• [TASK DESCRIPTION]
What is needed is every line of the data that includes the word "Create". Please copy each one.

======== EXTRACTED RECORDS

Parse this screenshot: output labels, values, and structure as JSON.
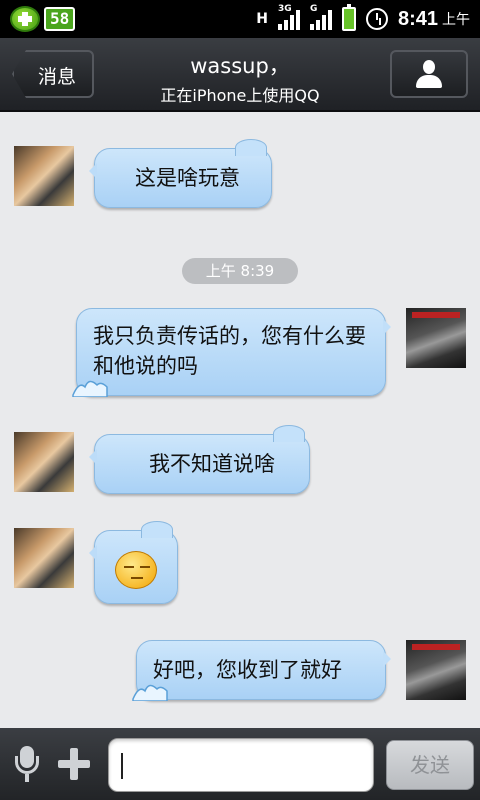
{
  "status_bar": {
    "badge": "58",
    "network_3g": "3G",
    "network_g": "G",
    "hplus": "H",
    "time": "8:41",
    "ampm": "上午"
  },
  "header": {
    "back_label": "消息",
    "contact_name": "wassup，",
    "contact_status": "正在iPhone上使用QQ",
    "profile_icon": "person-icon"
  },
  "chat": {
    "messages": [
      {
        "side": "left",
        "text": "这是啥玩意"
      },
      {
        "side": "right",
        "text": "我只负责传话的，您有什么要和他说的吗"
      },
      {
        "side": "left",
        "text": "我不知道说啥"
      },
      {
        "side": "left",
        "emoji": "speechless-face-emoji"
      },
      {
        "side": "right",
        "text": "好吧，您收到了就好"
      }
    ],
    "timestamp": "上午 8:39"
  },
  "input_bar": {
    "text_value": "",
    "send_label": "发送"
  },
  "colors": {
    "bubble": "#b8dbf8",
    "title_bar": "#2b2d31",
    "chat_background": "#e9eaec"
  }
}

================
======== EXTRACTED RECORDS

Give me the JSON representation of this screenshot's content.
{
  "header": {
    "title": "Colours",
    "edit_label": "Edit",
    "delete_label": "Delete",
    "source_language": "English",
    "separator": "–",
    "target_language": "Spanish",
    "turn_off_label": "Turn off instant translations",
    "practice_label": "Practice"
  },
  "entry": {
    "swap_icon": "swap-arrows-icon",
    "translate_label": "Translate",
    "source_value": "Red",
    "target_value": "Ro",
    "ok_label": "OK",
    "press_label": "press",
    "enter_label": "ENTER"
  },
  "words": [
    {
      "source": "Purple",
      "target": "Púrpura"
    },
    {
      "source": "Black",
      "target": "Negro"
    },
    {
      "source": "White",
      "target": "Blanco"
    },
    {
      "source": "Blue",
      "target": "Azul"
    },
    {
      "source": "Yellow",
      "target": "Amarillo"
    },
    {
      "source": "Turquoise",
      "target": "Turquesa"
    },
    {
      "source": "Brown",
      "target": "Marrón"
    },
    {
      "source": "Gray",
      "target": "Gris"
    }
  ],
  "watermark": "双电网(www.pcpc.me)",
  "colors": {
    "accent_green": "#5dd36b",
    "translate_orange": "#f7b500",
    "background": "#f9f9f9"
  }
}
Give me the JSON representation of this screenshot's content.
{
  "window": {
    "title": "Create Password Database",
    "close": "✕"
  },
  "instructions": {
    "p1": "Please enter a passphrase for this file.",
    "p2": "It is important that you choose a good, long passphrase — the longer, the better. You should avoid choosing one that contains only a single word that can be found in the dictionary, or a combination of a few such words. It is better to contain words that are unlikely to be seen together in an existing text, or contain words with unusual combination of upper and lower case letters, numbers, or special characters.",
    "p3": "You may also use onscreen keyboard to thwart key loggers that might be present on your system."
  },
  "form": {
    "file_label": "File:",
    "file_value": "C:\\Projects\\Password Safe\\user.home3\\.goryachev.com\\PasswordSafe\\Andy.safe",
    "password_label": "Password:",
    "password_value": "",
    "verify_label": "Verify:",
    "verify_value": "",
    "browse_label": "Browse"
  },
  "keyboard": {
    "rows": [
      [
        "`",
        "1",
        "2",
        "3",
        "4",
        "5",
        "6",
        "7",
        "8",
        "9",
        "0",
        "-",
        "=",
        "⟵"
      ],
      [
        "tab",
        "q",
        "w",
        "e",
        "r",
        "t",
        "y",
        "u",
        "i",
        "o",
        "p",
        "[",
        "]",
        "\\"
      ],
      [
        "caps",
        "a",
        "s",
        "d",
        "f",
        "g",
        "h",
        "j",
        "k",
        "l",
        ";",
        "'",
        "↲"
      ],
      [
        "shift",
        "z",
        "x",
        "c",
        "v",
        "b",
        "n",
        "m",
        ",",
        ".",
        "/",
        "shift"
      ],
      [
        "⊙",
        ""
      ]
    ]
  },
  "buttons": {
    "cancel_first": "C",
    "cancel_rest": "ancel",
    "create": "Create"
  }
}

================

• [RESULT OF THIS TASK]
    "title": "Create Password Database",
    "create": "Create"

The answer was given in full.